The latest bit of euro fantasy has been that a few changes in the top personnel would transform matters. Yet even if you installed a coalition of Pericles and Alexander the Great in Athens and Cesare Borgia and the Emperor Hadrian in Rome it wouldn’t make a blind bit of difference.
What ails these countries is the irresistible arithmetic of the debt trap. The idea of a euro break-up frequently meets with the objection that this would crucify German industry. This is nonsense. The new German currency would certainly go up, I grant you. Indeed, it would need to; that is a key part of the adjustment mechanism. But it would not go up without limit. The Germans were reluctant to give up their Deutschmark which, they said, had been the secret of their post-war success. And now they are reluctant to give up the euro which, they say, is the secret of their post-Deutschmark success!
In fact, German business proved immensely good at bearing the strains created by a strong D-mark and it would again be like this under the “son of D-mark”. Anyway, what German business wants should not be the sole arbiter. A high German exchange rate would transfer income within Germany from businesses to consumers and this would help to boost consumer spending.

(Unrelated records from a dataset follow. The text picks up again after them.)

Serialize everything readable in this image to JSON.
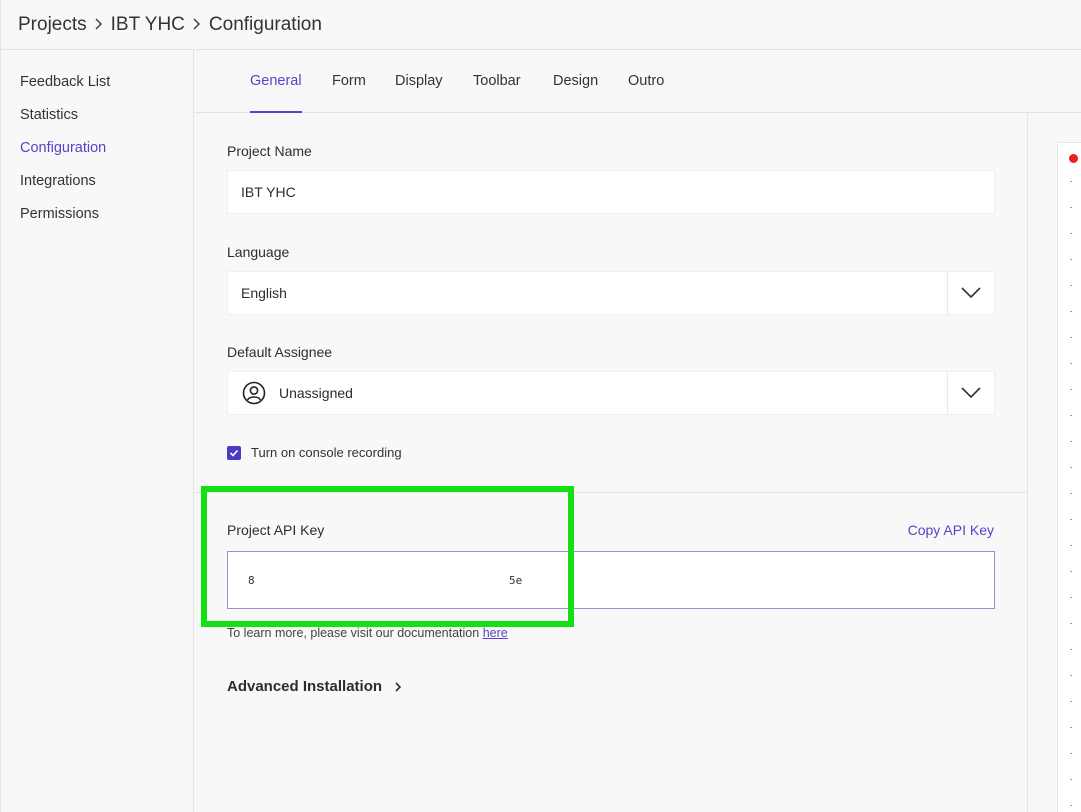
{
  "breadcrumb": {
    "items": [
      "Projects",
      "IBT YHC",
      "Configuration"
    ]
  },
  "sidebar": {
    "items": [
      {
        "label": "Feedback List"
      },
      {
        "label": "Statistics"
      },
      {
        "label": "Configuration",
        "active": true
      },
      {
        "label": "Integrations"
      },
      {
        "label": "Permissions"
      }
    ]
  },
  "tabs": [
    {
      "label": "General",
      "active": true
    },
    {
      "label": "Form"
    },
    {
      "label": "Display"
    },
    {
      "label": "Toolbar"
    },
    {
      "label": "Design"
    },
    {
      "label": "Outro"
    }
  ],
  "general": {
    "project_name_label": "Project Name",
    "project_name_value": "IBT YHC",
    "language_label": "Language",
    "language_value": "English",
    "assignee_label": "Default Assignee",
    "assignee_value": "Unassigned",
    "console_recording_label": "Turn on console recording",
    "console_recording_checked": true
  },
  "api": {
    "label": "Project API Key",
    "copy_label": "Copy API Key",
    "key_start": "8",
    "key_end": "5e",
    "help_text": "To learn more, please visit our documentation ",
    "help_link": "here"
  },
  "advanced": {
    "label": "Advanced Installation"
  },
  "colors": {
    "accent": "#5b41c8",
    "highlight": "#15e015",
    "record_dot": "#e8231d"
  },
  "icons": {
    "breadcrumb_separator": "chevron-right-icon",
    "select": "chevron-down-icon",
    "assignee": "user-circle-icon",
    "checkbox": "check-icon",
    "advanced": "chevron-right-icon"
  }
}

Of course, the default and currency depreciation implicit in a euro break-up would be disruptive. But it does not follow that we should try to preserve the status quo by pouring in more money ad nauseam. There will have to be defaults whether or not the euro survives. Europe should not be scattering public money in an attempt to avoid default but rather conserving it for bailing out the banks directly, when necessary.
Moreover, if the weaker peripheral countries left the euro, the inevitable fall in their currencies would boost their net exports and thereby increase their GDP. This would limit the scale of default, to the long-term benefit of creditors, including ourselves. Furthermore, they would be able to finance their public deficits through their own central banks – just as the US and the UK are doing. This would both minimise the need for default and help to boost the economy.
Trying to keep the euro going is like trying to breathe life into a corpse. Europe’s leaders should not be propping the single currency up, like El Cid strapped to his steed, but rather preparing to dismantle it at the lowest possible cost.